CNN | Former Pakistan President and military ruler Pervez Musharraf has been sentenced to death in absentia for high treason following a six-year legal case.
A three-member special court in Islamabad on Tuesday convicted Musharraf of violating the constitution by unlawfully declaring emergency rule while he was in power, in a case that had been pending since 2013.
The 76-year-old former leader, who has lived in self-imposed exile in Dubai in the United Arab Emirates for more than three years, has the option to appeal the verdict.
Musharraf seized power in a military coup in 1999 and ruled Pakistan as President until 2008.
He was indicted in 2014 on a total of five charges, including three counts of subverting, suspending and changing the country’s constitution, firing Pakistan’s chief justice, and imposing emergency rule.
It’s the first time in Pakistan’s history that an army chief has been tried and found guilty of treason.
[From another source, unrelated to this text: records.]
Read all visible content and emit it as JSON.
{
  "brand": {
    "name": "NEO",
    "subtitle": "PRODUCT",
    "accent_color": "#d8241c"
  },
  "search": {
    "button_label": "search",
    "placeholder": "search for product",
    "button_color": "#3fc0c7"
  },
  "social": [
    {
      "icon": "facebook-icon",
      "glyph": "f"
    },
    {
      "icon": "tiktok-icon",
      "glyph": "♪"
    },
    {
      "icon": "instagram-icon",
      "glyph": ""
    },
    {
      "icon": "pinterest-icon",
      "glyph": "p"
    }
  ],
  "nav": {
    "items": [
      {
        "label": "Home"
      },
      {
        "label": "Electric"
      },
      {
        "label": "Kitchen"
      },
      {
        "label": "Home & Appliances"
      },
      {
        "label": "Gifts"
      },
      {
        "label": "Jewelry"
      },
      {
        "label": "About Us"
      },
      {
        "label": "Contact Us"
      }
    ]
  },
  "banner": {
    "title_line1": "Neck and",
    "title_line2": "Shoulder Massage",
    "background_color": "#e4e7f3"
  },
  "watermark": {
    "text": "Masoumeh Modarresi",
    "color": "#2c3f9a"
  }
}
Under Pakistan’s constitution, high treason is a crime that carries the death penalty or life imprisonment.
The special court ruled on the death sentence by a two to one majority, with one of the three judges not backing the death sentence but agreeing on a conviction.
Musharraf has been living in Dubai since 2016 after Pakistan’s Supreme Court lifted a travel ban allowing him to leave the country to seek medical treatment. From his hospital bed in Dubai earlier this month, the former leader said in a video statement that he was innocent and the treason case was “baseless.”
Musharraf, then-U.S. President George W. Bush and Afghanistan President Hamid Karzai stand in the Rose Garden of the White House as Bush delivers remarks in 2006.
In a Tuesday statement, the media wing of the Pakistan Armed Forces said the special court’s sentence had been received “with a lot of pain and anguish.”
Pakistan’s Inter-Services Public Relations (ISPR) said that Musharraf “can surely never be a traitor” and that he had served the country for over 40 years.
“The due legal process seems to have been ignored including (the) constitution of special court, (the) denial of fundamental right of self-defense, undertaking individual specific proceedings and concluding the case in haste,” the statement said.
It added that the Armed Forces of Pakistan “expect that justice will be dispensed in line with the Constitution of Islamic Republic.”
Web of court cases
Musharraf earlier went into exile in 2008, returning to Pakistan in 2013 with the aim of running in the country’s national elections. But his plans unraveled as he became entangled in a web of court cases relating to his time in power.
In 2007, Musharraf declared a state of emergency, suspended Pakistan’s constitution, replaced the chief judge and blacked out independent TV outlets.
Musharraf said he did so to stabilize the country and to fight rising Islamist extremism. The action drew sharp criticism from the United States and democracy advocates. Pakistanis openly called for his removal.
Under pressure from the West, Musharraf later lifted the state of emergency and called elections in which his party fared badly.
Musharraf stepped down in August 2008 after the governing coalition began taking steps to impeach him. Prosecutors say Musharraf violated Pakistan’s constitution by imposing the state of emergency.